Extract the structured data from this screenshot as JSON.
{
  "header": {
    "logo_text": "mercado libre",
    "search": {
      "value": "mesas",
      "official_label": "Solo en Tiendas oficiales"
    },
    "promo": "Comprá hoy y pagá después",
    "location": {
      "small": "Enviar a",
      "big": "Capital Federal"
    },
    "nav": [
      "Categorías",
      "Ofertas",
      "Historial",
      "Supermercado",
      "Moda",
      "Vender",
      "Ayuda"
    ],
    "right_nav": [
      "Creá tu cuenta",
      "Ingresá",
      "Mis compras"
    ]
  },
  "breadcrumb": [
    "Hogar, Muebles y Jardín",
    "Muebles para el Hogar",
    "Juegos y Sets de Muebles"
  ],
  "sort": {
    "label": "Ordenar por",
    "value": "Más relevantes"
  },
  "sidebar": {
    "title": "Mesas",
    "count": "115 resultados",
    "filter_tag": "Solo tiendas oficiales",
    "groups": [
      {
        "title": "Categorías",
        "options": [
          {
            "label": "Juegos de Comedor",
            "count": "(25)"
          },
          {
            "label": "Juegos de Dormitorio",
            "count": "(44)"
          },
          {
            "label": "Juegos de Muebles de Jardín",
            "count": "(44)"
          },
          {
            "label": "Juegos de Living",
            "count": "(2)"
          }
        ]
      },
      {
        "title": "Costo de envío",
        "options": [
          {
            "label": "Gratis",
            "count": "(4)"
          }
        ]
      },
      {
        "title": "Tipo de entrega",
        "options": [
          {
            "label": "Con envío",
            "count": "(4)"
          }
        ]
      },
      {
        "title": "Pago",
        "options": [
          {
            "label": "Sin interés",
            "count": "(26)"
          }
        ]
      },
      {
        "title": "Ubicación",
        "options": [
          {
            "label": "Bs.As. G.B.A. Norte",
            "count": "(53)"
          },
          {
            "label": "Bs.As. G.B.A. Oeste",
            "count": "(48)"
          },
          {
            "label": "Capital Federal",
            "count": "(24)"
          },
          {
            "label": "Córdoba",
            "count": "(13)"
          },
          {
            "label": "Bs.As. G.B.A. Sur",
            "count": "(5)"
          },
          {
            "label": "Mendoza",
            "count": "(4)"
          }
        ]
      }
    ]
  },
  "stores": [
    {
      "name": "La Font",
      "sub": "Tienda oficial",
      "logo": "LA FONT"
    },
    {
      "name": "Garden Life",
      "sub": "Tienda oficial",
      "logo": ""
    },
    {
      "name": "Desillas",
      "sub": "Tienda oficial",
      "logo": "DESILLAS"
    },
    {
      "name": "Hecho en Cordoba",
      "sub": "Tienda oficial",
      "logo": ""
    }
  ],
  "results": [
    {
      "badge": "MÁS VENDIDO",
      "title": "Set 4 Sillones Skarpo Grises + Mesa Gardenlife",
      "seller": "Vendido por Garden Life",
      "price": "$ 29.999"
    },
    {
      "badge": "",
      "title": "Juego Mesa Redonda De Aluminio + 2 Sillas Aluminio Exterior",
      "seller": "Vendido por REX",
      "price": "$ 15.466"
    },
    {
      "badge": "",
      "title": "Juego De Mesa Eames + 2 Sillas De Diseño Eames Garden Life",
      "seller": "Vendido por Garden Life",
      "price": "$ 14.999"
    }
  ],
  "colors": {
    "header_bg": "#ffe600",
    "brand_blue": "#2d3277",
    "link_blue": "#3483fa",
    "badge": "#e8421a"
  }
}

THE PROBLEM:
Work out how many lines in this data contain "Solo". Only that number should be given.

RESULT OF THE TASK:
2